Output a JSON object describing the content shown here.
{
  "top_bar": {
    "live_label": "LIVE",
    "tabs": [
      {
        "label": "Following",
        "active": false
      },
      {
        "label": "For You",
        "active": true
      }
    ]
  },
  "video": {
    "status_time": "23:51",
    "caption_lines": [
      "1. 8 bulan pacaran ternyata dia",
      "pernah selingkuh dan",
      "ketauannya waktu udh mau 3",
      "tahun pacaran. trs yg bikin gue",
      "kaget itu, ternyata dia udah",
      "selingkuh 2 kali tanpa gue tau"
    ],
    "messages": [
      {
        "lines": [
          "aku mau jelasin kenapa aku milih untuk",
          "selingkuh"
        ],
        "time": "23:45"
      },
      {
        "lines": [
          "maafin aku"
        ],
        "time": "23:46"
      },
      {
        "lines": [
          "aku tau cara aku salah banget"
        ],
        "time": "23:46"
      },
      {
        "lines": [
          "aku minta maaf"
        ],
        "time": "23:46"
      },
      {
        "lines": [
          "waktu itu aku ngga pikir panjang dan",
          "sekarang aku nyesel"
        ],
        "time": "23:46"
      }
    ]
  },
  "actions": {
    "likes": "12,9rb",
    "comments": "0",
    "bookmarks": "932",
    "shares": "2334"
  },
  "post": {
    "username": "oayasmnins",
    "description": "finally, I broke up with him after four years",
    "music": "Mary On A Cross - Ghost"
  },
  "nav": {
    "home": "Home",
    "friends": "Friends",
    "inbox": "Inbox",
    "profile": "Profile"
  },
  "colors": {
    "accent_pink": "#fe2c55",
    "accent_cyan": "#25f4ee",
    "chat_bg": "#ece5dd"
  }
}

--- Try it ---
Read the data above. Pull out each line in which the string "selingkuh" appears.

--- Task result ---
      "pernah selingkuh dan",
      "selingkuh 2 kali tanpa gue tau"
          "selingkuh"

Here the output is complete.